> [EXERCISE BRIEF]
Would you please return the lines of the material that contain the word "true"?
■ ■ ■ ■
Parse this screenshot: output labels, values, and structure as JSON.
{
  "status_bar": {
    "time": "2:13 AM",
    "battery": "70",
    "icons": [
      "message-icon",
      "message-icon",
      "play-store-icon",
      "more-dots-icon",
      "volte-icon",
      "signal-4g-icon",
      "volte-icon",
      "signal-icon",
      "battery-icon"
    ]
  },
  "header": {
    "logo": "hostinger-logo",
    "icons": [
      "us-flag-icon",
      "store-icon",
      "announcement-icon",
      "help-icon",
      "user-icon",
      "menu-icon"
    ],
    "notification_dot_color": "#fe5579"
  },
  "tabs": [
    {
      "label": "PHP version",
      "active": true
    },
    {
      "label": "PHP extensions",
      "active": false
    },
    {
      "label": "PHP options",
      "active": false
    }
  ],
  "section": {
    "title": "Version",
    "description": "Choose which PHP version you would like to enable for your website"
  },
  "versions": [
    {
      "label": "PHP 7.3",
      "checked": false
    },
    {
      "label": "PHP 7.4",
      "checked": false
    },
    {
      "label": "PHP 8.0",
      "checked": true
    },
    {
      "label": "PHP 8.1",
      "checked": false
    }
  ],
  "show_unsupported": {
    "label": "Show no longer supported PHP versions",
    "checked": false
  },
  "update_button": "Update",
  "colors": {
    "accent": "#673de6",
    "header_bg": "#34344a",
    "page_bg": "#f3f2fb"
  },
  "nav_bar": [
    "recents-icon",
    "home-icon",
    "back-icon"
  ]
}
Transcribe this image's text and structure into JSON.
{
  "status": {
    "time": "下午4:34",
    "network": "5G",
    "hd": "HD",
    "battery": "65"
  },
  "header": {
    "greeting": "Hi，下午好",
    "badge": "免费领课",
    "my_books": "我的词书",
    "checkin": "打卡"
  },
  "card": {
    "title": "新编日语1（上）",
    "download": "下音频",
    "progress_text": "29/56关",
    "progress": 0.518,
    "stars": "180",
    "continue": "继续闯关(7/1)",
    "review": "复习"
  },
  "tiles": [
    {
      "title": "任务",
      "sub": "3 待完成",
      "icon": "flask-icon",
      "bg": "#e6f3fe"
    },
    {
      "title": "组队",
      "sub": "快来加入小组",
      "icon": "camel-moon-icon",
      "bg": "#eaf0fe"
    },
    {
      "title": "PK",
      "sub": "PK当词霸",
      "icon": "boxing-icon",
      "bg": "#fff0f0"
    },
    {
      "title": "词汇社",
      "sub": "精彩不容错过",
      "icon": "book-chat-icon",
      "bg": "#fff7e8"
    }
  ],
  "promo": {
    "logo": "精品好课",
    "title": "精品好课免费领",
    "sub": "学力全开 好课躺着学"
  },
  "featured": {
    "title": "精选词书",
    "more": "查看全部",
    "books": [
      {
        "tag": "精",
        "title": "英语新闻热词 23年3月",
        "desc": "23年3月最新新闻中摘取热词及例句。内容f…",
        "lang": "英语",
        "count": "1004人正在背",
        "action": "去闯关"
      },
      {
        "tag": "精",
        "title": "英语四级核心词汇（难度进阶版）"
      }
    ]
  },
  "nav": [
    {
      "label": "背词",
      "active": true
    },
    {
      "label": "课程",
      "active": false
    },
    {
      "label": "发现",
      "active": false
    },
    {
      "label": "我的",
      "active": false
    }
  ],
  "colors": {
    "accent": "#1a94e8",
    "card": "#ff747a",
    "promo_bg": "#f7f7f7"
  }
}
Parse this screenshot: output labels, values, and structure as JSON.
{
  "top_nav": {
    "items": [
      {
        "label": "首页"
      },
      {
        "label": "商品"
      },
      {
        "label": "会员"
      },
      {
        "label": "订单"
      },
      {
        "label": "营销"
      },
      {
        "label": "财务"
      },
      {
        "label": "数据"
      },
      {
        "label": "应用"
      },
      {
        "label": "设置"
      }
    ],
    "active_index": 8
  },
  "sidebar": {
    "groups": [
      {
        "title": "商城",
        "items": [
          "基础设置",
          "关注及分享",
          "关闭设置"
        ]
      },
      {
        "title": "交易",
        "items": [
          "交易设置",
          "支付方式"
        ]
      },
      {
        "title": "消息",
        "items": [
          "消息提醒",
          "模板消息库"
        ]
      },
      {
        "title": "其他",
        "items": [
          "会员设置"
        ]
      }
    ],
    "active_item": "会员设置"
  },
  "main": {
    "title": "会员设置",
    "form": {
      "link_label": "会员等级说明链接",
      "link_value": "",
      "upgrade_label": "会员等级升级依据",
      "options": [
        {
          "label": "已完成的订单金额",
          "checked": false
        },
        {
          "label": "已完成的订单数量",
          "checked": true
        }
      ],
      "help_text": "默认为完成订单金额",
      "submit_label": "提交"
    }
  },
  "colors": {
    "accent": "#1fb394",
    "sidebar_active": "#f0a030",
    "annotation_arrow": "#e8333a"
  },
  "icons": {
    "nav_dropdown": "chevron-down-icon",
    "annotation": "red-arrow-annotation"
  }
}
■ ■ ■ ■
> [THE ANSWER]
      "active": true
      "checked": true
      "active": true
          "checked": true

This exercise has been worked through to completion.